Zack had signed my book and wished me luck (and Heath Bell of the Padres could’ve signed my book, too, apparently)… but he had to run to the Field level before the end of BP. It involves that walrus-sized dude in the red shirt right there. So, I attempt to catch a ball that clears the fence and my glove is outstretched next to another glove. Our gloves bump, the ball hits ’em, and neither of us gets the ball. Bummer, no big deal, right? Wrong! I see this HUGE Mexican guy next to me and he starts swearing up a storm. F this and F that and F you!!! In front of his little kid that he was trying to catch the ball for!!! I’ll give you an exact quote from this walrus:
“What’re ya f***in’ pushin’ me for? I’m f***in’ tryin’ to catch the f***in’ ball for my kid, eh?! You, back the f*** off! I’ma f***in’ throw you over this f***in’ railing. You want that?”
I didn’t want that, obviously, but I also knew that he was probably all talk and if I stayed a few yards from him he couldn’t hit me if he wanted to. A Dodger personnel person saw it and told me he knew I didn’t push anyone. I just said to the fat dude, “Nice mouth in front of your kid.” And I was done. Who the f*** wears a red plaid shirt to a Dodger game anyway?
Well, that was it for me for BP. One ball (shown to the right), but my streak was alive and well! Josh and I headed for our seats in foul ball range on the Loge. And in the first inning Juan Pierre smacked one that curved juuuuussst a little too far from us. The game went on… at one point the Dodgers were up 8-0. Manny hit ANOTHER home run. Andre Eithier had a chance at the cycle but was a double short. Most fans left after he grounded out in the 8th. And another foul came really close but was just out of my reach again.
I saw Zack snag a few more balls at the Padres dugout during the game. He ended up with ELEVEN. That man is insane! The score ended up being 8-4 Dodgers. I had a great time! One of the best parts about going to a non-Angels game is that I usually don’t care who wins or loses and I can just enjoy baseball.
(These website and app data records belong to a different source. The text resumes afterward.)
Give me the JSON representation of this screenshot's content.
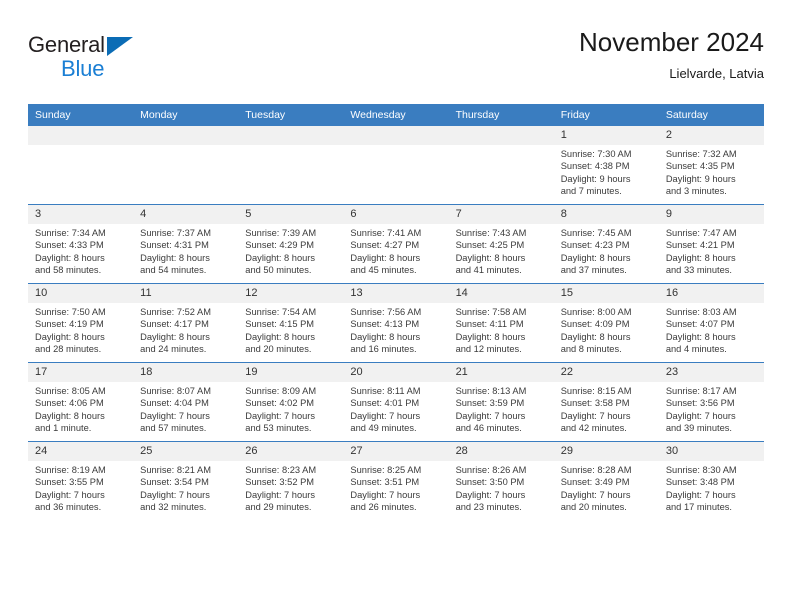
{
  "brand": {
    "name_part1": "General",
    "name_part2": "Blue",
    "logo_icon": "triangle-flag-icon"
  },
  "header": {
    "title": "November 2024",
    "subtitle": "Lielvarde, Latvia"
  },
  "colors": {
    "header_blue": "#3a7dc0",
    "brand_dark": "#231f20",
    "brand_blue": "#1b7fd4",
    "daynum_bg": "#f1f1f1",
    "text": "#3b3b3b"
  },
  "weekday_headers": [
    "Sunday",
    "Monday",
    "Tuesday",
    "Wednesday",
    "Thursday",
    "Friday",
    "Saturday"
  ],
  "labels": {
    "sunrise": "Sunrise:",
    "sunset": "Sunset:",
    "daylight": "Daylight:"
  },
  "weeks": [
    [
      {
        "day": "",
        "lines": []
      },
      {
        "day": "",
        "lines": []
      },
      {
        "day": "",
        "lines": []
      },
      {
        "day": "",
        "lines": []
      },
      {
        "day": "",
        "lines": []
      },
      {
        "day": "1",
        "lines": [
          "Sunrise: 7:30 AM",
          "Sunset: 4:38 PM",
          "Daylight: 9 hours",
          "and 7 minutes."
        ]
      },
      {
        "day": "2",
        "lines": [
          "Sunrise: 7:32 AM",
          "Sunset: 4:35 PM",
          "Daylight: 9 hours",
          "and 3 minutes."
        ]
      }
    ],
    [
      {
        "day": "3",
        "lines": [
          "Sunrise: 7:34 AM",
          "Sunset: 4:33 PM",
          "Daylight: 8 hours",
          "and 58 minutes."
        ]
      },
      {
        "day": "4",
        "lines": [
          "Sunrise: 7:37 AM",
          "Sunset: 4:31 PM",
          "Daylight: 8 hours",
          "and 54 minutes."
        ]
      },
      {
        "day": "5",
        "lines": [
          "Sunrise: 7:39 AM",
          "Sunset: 4:29 PM",
          "Daylight: 8 hours",
          "and 50 minutes."
        ]
      },
      {
        "day": "6",
        "lines": [
          "Sunrise: 7:41 AM",
          "Sunset: 4:27 PM",
          "Daylight: 8 hours",
          "and 45 minutes."
        ]
      },
      {
        "day": "7",
        "lines": [
          "Sunrise: 7:43 AM",
          "Sunset: 4:25 PM",
          "Daylight: 8 hours",
          "and 41 minutes."
        ]
      },
      {
        "day": "8",
        "lines": [
          "Sunrise: 7:45 AM",
          "Sunset: 4:23 PM",
          "Daylight: 8 hours",
          "and 37 minutes."
        ]
      },
      {
        "day": "9",
        "lines": [
          "Sunrise: 7:47 AM",
          "Sunset: 4:21 PM",
          "Daylight: 8 hours",
          "and 33 minutes."
        ]
      }
    ],
    [
      {
        "day": "10",
        "lines": [
          "Sunrise: 7:50 AM",
          "Sunset: 4:19 PM",
          "Daylight: 8 hours",
          "and 28 minutes."
        ]
      },
      {
        "day": "11",
        "lines": [
          "Sunrise: 7:52 AM",
          "Sunset: 4:17 PM",
          "Daylight: 8 hours",
          "and 24 minutes."
        ]
      },
      {
        "day": "12",
        "lines": [
          "Sunrise: 7:54 AM",
          "Sunset: 4:15 PM",
          "Daylight: 8 hours",
          "and 20 minutes."
        ]
      },
      {
        "day": "13",
        "lines": [
          "Sunrise: 7:56 AM",
          "Sunset: 4:13 PM",
          "Daylight: 8 hours",
          "and 16 minutes."
        ]
      },
      {
        "day": "14",
        "lines": [
          "Sunrise: 7:58 AM",
          "Sunset: 4:11 PM",
          "Daylight: 8 hours",
          "and 12 minutes."
        ]
      },
      {
        "day": "15",
        "lines": [
          "Sunrise: 8:00 AM",
          "Sunset: 4:09 PM",
          "Daylight: 8 hours",
          "and 8 minutes."
        ]
      },
      {
        "day": "16",
        "lines": [
          "Sunrise: 8:03 AM",
          "Sunset: 4:07 PM",
          "Daylight: 8 hours",
          "and 4 minutes."
        ]
      }
    ],
    [
      {
        "day": "17",
        "lines": [
          "Sunrise: 8:05 AM",
          "Sunset: 4:06 PM",
          "Daylight: 8 hours",
          "and 1 minute."
        ]
      },
      {
        "day": "18",
        "lines": [
          "Sunrise: 8:07 AM",
          "Sunset: 4:04 PM",
          "Daylight: 7 hours",
          "and 57 minutes."
        ]
      },
      {
        "day": "19",
        "lines": [
          "Sunrise: 8:09 AM",
          "Sunset: 4:02 PM",
          "Daylight: 7 hours",
          "and 53 minutes."
        ]
      },
      {
        "day": "20",
        "lines": [
          "Sunrise: 8:11 AM",
          "Sunset: 4:01 PM",
          "Daylight: 7 hours",
          "and 49 minutes."
        ]
      },
      {
        "day": "21",
        "lines": [
          "Sunrise: 8:13 AM",
          "Sunset: 3:59 PM",
          "Daylight: 7 hours",
          "and 46 minutes."
        ]
      },
      {
        "day": "22",
        "lines": [
          "Sunrise: 8:15 AM",
          "Sunset: 3:58 PM",
          "Daylight: 7 hours",
          "and 42 minutes."
        ]
      },
      {
        "day": "23",
        "lines": [
          "Sunrise: 8:17 AM",
          "Sunset: 3:56 PM",
          "Daylight: 7 hours",
          "and 39 minutes."
        ]
      }
    ],
    [
      {
        "day": "24",
        "lines": [
          "Sunrise: 8:19 AM",
          "Sunset: 3:55 PM",
          "Daylight: 7 hours",
          "and 36 minutes."
        ]
      },
      {
        "day": "25",
        "lines": [
          "Sunrise: 8:21 AM",
          "Sunset: 3:54 PM",
          "Daylight: 7 hours",
          "and 32 minutes."
        ]
      },
      {
        "day": "26",
        "lines": [
          "Sunrise: 8:23 AM",
          "Sunset: 3:52 PM",
          "Daylight: 7 hours",
          "and 29 minutes."
        ]
      },
      {
        "day": "27",
        "lines": [
          "Sunrise: 8:25 AM",
          "Sunset: 3:51 PM",
          "Daylight: 7 hours",
          "and 26 minutes."
        ]
      },
      {
        "day": "28",
        "lines": [
          "Sunrise: 8:26 AM",
          "Sunset: 3:50 PM",
          "Daylight: 7 hours",
          "and 23 minutes."
        ]
      },
      {
        "day": "29",
        "lines": [
          "Sunrise: 8:28 AM",
          "Sunset: 3:49 PM",
          "Daylight: 7 hours",
          "and 20 minutes."
        ]
      },
      {
        "day": "30",
        "lines": [
          "Sunrise: 8:30 AM",
          "Sunset: 3:48 PM",
          "Daylight: 7 hours",
          "and 17 minutes."
        ]
      }
    ]
  ]
}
Ah.
Next up… PETCO Park on Sept. 9th! I hear it’s good for snagging. I’ll be there with my sister, her boyfriend, and Michelle. Woo!